Dan Snyder's Fight to Save Redskins' Name Has Been One Long PR Disaster

At this point, it's clear that it's not a matter of if Dan Snyder will be forced to change the Washington Redskins name, but when. Today's decision by the U.S. Patent and Trademark Office to cancel the team's trademark registrations because the name is "disparaging to Native Americans" is a major blow to Snyder's efforts to cling to the name.

Snyder should have done this years ago, and not just because it was the right thing to do. Once the fight over the name started tarnishing the rich legacy of Washington football and alienating one of the best fan bases in the league, he should have turned the page on the name.
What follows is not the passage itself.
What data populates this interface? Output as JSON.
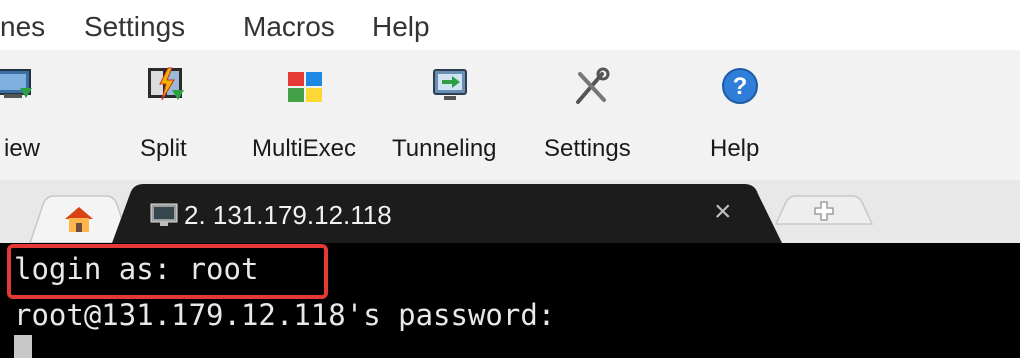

Instead, he has dug his heels in and what has followed has been one long series of public relations disasters. From his pronouncement that he will "NEVER" change the name, to his #RedskinsPride campaign that went horribly awry, to his decision to hire lobbyists to defend the name in Congress, Snyder comes across as both arrogant and out-of-touch.

Perhaps Snyder's biggest PR flub was the creation of the "Washington Redskins Original Americans Foundation," which had the laudable goal of ending Native American poverty but reeked of corporate whitewashing, for lack of a better phrase. It seemed as though Snyder's consultants were relying on a public relations textbook from the 1950s. Worse, the man Snyder hired as CEO of the foundation is accused of bilking Native Americans out of $1 million in federal funds. As Deadspin put it: "When starting a foundation to help Natives, step No. 1 should probably be 'Don't have it run by a guy whose last foundation to help Natives just took their money.' "

Many fans defended Snyder's decision to start the foundation, arguing that, hey, at least he is doing something to fight poverty among Native Americans and that's better than doing nothing. This is true, of course, but why couldn't Snyder do that, as well as change the name that so many Native Americans find offensive? Such a move would completely change the narrative.

If Dan Snyder were to admit that he was wrong about changing the name but that he's still deeply committed to helping Native Americans, much would be forgiven. A new name would allow Snyder to begin to tell a new story. He can even keep the same colors since so many fans "bleed burgundy and gold." Further, a study of the economics of college teams who dropped their Native American mascots found that it is likely that "in the long-term the shift away from a Native American mascot yields positive financial returns."

Snyder needs to be pro-active and admit he's been wrong on his own terms rather than being forced to by his fellow NFL owners who finally say enough is enough. (Today's trademark ruling may wind up being the factor that ultimately compels them to pressure Snyder to create a new name. They won't want to risk millions in lost merchandising revenues.) If he does not, the PR disasters will continue to mount, and the steady drumbeat of comments that the name is offensive will only grow louder.

Good public relations starts with honesty, accountability and fairness. These are also the qualities that make up a good leader. Since Dan Snyder is the face of the Redskins, there is no one else who can lead the team out of this mess -- no PR consultants, no army of lobbyists, no one within the Redskins organization.

It's time for Dan Synder -- and the name -- to change.